Consider some ‘go-to’ questions that will prompt you to subtly convey product information including how you differentiate from your competitors. Again, take notes.
6. The presentation / proposal.
With accurate qualification, you can tailor a presentation or pitch to meet the needs of the prospect. It’s the same with a proposal, which you can use to meet the specific needs of the prospect, demonstrating that you understand their situation and are offering a genuine solution.
7. Handling objections.
Objections provide valuable insight into a customer’s concerns, enabling a salesperson to pre-empt concerns and mitigate accordingly. Using reverse testimonials and case studies will add merit to your message.

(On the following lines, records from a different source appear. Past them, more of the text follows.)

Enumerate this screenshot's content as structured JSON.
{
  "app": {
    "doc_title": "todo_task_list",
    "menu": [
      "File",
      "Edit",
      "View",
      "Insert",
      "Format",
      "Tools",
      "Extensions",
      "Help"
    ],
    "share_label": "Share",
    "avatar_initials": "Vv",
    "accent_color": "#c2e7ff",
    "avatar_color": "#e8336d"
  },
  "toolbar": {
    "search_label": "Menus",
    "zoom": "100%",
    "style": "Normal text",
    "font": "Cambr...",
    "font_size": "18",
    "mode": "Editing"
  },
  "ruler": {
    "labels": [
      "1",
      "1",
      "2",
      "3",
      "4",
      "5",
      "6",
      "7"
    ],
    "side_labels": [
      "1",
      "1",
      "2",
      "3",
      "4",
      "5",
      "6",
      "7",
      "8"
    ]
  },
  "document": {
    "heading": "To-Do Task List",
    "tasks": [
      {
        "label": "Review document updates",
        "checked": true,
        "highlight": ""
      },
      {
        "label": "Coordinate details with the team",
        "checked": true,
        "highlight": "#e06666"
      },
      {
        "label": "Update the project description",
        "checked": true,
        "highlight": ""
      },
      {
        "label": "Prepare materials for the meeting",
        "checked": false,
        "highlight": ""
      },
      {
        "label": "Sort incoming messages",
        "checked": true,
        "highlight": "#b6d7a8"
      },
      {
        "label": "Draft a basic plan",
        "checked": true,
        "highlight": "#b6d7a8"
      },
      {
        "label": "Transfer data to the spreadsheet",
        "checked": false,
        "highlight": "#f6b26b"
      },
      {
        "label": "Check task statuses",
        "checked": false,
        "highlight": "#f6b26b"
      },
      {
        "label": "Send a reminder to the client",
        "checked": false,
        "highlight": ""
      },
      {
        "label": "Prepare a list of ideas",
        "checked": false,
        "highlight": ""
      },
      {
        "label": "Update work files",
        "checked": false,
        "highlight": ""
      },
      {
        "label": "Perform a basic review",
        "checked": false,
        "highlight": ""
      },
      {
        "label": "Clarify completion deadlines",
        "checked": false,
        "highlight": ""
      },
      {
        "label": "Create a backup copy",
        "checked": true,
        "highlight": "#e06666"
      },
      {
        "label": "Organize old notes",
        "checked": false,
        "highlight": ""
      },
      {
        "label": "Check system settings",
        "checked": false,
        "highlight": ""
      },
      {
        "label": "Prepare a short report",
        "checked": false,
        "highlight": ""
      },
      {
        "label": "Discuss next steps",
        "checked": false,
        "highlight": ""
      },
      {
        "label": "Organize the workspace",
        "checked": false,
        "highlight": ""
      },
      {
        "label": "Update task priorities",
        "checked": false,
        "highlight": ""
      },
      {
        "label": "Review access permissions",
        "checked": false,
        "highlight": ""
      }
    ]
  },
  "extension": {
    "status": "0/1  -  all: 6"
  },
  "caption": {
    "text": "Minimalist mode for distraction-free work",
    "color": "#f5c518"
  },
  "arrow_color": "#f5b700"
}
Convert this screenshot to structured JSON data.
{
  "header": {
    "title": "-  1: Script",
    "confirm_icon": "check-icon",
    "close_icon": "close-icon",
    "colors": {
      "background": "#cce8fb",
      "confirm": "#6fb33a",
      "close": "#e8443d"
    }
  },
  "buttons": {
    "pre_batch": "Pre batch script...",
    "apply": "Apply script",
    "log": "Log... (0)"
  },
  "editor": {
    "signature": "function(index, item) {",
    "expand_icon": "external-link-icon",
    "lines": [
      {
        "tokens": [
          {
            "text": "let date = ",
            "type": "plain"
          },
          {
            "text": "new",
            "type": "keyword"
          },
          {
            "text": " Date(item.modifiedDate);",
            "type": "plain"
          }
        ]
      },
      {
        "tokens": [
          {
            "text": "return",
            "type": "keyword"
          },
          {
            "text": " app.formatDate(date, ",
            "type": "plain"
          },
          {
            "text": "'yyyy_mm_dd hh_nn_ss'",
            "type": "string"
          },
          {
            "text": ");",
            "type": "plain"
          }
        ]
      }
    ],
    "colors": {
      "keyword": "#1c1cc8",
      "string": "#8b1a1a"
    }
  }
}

It’s time to make the sale formal. This is beyond conceptual agreement or the handshake phase. This is where they sign on the dotted line and part with their cash. Prior to this, you need to identify the closing signals without being too presumptuous. Don’t be afraid to assume the sale, but give the customer options.
Do not be satisfied with ‘we’ll get back to you’, consider your response to such comments prior to closing.
9. Follow up / getting referrals.
Follow up conversations are best handled by the salesperson who started the relationship. The end game is to build a long term relationship with your customer to promote ongoing sales and recurring revenue – it’s a much smaller time investment making sales from existing customers than those you have no rapport with. Your client retention strategy is extremely important for this reason.
Keeping clients happy will also increase your chance of positive referrals. That’s important when statistics claim a prospect is four times more likely to buy something when they’ve been referred by a friend.
Contact the customer down the line to get feedback and ensure they’re happy. This is not an opportunity to cross-sell (unless the client asks directly), it’s about building a solid relationship for future sales.
We will be delving further into effective selling in the coming weeks. We have written a blog about the importance of forecasting, which can be found here.